• Directions for this task
Your task is to find every line in the records that holds the string "kakak" and copy it.

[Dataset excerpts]
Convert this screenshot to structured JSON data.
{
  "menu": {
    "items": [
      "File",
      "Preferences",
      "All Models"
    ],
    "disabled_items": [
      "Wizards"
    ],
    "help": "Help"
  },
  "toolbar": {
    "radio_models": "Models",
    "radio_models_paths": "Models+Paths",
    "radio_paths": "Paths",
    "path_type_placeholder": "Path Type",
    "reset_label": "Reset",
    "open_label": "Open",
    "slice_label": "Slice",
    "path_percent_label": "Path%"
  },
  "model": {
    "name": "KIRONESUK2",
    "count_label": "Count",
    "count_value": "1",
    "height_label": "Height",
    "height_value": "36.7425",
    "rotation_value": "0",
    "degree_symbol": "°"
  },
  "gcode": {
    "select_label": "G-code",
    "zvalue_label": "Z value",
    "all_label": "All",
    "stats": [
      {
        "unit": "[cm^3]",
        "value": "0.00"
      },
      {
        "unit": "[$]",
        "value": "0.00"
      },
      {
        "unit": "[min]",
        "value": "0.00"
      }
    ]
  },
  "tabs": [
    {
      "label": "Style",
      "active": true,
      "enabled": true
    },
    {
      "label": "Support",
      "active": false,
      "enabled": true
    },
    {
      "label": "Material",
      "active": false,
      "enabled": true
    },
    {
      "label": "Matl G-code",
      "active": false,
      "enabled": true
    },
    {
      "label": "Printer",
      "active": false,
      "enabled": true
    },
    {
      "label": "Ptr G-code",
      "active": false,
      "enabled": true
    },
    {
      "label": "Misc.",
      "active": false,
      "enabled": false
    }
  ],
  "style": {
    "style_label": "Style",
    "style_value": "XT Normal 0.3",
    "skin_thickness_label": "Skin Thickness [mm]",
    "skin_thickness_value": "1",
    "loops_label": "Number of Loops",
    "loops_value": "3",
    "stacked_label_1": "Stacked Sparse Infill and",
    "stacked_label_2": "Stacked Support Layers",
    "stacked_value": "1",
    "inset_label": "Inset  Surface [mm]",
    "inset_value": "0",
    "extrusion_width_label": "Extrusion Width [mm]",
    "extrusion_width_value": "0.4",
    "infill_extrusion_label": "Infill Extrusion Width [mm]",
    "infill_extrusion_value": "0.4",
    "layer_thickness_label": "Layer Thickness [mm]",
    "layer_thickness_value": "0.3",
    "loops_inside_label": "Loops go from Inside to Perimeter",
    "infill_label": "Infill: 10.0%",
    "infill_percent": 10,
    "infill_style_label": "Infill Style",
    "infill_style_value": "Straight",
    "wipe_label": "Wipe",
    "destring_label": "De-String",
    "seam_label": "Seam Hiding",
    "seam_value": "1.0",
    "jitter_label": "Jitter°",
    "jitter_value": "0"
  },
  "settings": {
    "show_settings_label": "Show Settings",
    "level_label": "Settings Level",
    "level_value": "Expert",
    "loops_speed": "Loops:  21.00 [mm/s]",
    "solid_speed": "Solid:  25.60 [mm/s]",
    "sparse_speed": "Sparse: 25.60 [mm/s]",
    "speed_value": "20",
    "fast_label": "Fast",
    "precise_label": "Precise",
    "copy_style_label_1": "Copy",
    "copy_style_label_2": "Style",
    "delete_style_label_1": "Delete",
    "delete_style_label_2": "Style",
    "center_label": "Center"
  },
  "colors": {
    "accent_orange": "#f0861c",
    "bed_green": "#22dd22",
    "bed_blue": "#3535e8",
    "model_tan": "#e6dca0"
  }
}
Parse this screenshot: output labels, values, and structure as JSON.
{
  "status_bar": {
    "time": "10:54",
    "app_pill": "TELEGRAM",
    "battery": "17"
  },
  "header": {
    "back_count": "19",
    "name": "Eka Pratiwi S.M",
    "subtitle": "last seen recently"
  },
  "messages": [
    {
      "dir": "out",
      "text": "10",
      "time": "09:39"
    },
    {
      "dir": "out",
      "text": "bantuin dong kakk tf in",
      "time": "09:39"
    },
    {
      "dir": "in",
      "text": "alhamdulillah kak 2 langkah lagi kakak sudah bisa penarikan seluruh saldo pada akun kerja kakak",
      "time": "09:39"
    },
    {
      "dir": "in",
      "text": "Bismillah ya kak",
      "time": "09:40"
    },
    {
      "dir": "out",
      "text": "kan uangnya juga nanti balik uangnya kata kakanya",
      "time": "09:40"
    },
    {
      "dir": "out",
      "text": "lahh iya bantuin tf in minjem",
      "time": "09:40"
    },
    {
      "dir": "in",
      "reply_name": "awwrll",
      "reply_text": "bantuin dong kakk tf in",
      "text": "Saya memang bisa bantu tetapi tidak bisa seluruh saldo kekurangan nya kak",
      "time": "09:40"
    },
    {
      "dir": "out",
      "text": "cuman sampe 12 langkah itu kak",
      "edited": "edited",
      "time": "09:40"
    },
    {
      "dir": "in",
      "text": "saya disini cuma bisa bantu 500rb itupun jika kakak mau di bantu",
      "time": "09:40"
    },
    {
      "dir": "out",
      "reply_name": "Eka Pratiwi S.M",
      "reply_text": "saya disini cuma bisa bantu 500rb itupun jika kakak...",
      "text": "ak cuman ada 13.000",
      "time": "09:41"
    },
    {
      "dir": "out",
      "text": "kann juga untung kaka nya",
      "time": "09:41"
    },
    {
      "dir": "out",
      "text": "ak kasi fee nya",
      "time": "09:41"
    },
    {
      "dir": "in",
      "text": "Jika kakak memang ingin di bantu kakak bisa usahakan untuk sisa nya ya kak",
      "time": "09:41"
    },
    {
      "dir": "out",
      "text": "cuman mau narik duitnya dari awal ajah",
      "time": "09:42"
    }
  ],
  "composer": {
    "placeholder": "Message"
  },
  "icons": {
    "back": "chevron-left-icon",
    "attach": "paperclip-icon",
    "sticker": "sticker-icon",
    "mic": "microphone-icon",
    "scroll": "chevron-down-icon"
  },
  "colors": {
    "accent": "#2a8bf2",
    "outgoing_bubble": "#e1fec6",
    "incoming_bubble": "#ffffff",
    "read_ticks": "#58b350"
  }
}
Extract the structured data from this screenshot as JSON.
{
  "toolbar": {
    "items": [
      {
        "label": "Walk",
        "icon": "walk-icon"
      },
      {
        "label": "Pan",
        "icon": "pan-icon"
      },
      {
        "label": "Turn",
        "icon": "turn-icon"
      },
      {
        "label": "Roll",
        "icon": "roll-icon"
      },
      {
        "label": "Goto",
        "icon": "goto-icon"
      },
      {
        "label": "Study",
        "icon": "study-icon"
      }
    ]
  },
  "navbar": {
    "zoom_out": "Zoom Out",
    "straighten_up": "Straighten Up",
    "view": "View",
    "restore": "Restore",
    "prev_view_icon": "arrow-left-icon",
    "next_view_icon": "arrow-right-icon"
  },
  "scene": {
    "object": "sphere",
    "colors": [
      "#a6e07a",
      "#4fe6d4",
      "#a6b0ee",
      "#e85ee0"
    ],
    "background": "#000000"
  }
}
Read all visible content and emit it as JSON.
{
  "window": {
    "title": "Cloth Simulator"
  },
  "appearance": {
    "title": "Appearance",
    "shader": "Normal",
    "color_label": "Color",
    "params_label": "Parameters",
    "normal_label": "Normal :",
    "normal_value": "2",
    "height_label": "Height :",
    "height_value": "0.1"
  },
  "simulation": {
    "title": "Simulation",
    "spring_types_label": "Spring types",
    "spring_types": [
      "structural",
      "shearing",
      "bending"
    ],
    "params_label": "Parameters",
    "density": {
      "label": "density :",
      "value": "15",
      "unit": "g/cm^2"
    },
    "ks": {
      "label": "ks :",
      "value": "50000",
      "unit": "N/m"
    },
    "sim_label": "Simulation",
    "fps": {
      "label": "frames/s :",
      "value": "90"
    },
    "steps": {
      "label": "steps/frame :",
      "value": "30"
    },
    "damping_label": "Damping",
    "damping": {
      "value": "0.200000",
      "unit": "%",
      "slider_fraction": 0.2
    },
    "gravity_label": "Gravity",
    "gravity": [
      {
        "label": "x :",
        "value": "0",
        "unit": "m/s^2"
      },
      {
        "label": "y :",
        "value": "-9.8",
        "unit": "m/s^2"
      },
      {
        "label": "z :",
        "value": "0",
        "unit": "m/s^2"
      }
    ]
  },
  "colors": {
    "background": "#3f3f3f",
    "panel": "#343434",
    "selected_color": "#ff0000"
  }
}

• Exercise result
      "text": "alhamdulillah kak 2 langkah lagi kakak sudah bisa penarikan seluruh saldo pada akun kerja kakak",
      "text": "saya disini cuma bisa bantu 500rb itupun jika kakak mau di bantu",
      "reply_text": "saya disini cuma bisa bantu 500rb itupun jika kakak...",
      "text": "Jika kakak memang ingin di bantu kakak bisa usahakan untuk sisa nya ya kak",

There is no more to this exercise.